*** Opening of Information provided ***
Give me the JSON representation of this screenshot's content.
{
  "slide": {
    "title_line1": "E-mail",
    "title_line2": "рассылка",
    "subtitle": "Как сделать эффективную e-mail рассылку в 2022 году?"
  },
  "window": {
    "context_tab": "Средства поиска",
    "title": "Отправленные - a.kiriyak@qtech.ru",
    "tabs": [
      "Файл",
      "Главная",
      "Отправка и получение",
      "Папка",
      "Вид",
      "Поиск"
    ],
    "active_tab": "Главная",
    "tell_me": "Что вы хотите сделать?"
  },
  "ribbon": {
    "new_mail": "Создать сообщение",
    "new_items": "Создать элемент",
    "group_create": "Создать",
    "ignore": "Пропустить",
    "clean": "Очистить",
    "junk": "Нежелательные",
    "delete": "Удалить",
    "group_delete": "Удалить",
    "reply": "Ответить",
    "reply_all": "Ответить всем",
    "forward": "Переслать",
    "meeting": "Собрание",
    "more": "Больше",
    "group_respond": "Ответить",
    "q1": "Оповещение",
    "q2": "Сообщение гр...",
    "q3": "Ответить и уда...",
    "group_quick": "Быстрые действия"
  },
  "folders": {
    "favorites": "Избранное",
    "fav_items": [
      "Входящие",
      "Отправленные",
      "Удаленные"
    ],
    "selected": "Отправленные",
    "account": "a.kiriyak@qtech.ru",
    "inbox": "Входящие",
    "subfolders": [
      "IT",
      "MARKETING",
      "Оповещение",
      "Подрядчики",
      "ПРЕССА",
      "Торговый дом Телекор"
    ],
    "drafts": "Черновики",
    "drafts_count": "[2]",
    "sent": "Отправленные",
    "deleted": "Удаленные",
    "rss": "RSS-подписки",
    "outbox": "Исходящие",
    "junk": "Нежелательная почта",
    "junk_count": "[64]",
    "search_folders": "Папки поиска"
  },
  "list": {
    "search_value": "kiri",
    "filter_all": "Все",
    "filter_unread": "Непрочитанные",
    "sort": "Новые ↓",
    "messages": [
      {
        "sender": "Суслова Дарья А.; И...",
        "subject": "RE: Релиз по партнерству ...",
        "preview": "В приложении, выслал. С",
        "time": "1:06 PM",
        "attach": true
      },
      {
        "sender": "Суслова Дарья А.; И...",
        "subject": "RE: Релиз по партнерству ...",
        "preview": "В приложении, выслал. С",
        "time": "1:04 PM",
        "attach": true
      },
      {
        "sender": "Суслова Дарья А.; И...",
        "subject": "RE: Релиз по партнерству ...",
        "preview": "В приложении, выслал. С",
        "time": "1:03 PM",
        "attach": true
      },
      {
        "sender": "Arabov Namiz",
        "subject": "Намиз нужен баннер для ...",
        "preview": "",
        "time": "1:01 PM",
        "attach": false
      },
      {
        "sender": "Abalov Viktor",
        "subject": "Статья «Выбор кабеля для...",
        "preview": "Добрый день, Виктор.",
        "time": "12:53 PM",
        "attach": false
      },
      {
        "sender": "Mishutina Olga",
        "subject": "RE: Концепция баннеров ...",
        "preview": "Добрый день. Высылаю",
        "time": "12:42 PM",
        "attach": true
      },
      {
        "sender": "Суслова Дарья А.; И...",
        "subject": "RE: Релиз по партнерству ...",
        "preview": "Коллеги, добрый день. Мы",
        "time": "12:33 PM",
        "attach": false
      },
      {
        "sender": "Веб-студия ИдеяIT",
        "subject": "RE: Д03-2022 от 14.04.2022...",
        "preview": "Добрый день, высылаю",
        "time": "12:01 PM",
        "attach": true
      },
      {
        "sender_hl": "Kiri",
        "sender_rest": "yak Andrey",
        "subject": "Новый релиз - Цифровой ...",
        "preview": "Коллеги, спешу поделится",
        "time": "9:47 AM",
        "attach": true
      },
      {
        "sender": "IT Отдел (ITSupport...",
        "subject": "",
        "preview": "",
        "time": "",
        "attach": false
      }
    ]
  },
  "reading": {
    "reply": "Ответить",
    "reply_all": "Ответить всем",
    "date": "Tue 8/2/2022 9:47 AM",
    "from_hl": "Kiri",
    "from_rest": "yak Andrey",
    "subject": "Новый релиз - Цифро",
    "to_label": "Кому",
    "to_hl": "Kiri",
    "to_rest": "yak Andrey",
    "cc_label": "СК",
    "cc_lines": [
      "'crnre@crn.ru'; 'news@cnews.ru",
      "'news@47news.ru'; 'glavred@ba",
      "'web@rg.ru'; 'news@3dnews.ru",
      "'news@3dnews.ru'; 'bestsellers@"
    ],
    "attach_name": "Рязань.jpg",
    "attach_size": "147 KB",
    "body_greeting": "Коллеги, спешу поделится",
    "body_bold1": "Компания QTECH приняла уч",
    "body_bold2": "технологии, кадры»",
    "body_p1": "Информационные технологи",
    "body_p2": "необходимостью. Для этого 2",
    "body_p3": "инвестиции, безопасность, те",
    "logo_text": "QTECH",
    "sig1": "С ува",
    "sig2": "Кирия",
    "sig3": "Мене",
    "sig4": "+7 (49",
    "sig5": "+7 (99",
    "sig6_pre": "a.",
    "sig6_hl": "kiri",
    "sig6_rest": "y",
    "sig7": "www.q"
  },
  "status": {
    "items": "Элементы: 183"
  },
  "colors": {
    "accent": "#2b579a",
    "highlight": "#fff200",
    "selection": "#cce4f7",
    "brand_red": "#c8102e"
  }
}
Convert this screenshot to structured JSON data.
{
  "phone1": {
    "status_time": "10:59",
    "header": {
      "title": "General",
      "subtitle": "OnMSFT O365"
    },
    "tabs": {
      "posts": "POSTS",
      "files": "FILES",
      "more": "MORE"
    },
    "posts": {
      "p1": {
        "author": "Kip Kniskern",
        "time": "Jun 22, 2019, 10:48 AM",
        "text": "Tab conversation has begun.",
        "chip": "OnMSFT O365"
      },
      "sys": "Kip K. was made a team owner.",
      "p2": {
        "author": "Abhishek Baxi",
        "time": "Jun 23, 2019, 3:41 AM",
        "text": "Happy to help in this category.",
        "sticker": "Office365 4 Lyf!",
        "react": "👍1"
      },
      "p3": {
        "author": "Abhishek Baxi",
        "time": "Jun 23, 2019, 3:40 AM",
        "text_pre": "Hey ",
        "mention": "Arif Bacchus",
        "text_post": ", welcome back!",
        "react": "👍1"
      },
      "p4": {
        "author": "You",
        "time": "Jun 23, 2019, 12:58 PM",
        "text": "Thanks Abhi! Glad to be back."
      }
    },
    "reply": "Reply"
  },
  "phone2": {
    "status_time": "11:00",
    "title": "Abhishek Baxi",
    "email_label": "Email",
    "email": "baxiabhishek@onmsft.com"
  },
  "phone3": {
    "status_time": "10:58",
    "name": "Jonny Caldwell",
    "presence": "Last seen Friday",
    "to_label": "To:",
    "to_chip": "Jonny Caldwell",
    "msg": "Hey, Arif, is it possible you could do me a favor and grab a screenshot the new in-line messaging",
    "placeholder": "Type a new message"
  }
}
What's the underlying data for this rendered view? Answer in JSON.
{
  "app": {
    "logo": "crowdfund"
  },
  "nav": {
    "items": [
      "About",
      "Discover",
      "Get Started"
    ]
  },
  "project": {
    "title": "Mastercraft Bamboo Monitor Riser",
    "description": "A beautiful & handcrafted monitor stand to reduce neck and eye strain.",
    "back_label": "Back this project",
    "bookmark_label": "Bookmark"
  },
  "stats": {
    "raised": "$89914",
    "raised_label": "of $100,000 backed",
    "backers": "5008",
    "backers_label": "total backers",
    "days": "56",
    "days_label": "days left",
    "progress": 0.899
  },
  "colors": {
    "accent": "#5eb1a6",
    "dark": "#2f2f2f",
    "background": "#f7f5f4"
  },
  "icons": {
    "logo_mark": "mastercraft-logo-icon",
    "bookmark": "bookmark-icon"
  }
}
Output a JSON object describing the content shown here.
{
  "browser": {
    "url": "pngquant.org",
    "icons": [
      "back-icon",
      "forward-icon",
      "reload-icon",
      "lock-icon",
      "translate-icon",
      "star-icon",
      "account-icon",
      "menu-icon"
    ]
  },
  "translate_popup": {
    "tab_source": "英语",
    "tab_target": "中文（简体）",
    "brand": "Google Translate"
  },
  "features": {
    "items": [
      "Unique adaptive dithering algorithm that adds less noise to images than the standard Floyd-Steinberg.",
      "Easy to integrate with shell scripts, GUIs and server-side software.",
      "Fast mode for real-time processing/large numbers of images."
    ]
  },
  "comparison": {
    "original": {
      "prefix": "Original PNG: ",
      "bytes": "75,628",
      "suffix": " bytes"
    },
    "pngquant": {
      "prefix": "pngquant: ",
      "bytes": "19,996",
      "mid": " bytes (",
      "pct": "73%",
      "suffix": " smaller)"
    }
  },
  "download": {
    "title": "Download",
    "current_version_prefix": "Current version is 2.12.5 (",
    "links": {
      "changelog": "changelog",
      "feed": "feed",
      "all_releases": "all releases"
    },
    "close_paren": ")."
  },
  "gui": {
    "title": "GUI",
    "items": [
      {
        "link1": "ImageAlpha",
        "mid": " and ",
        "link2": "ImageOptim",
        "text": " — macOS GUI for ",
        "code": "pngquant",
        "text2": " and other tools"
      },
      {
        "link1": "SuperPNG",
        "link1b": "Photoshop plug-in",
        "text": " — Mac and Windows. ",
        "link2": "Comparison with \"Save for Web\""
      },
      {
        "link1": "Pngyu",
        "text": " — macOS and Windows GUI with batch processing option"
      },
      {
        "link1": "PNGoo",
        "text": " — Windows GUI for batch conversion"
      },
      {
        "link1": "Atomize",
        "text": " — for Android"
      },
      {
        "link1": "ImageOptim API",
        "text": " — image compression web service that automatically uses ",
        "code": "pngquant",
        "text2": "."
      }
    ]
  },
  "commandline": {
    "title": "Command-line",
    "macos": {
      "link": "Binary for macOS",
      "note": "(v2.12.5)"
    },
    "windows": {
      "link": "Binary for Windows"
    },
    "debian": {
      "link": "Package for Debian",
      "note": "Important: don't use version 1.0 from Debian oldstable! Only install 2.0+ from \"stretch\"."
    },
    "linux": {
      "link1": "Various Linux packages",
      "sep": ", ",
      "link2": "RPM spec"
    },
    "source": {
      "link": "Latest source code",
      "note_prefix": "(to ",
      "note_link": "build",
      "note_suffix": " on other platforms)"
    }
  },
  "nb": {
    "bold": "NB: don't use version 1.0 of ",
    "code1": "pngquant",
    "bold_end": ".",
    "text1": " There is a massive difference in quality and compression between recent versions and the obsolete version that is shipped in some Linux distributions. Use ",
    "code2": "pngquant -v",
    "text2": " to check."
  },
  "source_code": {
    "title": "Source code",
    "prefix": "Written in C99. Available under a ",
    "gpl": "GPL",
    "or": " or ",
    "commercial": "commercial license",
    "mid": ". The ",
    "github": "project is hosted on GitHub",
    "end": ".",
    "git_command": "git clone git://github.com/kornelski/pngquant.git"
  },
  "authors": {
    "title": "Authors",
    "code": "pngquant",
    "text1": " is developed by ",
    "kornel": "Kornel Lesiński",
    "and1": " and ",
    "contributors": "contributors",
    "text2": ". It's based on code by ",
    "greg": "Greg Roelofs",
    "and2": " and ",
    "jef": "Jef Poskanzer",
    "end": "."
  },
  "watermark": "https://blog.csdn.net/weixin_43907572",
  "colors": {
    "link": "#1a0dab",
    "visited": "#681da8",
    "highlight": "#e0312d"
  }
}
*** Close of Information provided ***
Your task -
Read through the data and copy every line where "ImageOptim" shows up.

The answer -
        "link2": "ImageOptim",
        "link1": "ImageOptim API",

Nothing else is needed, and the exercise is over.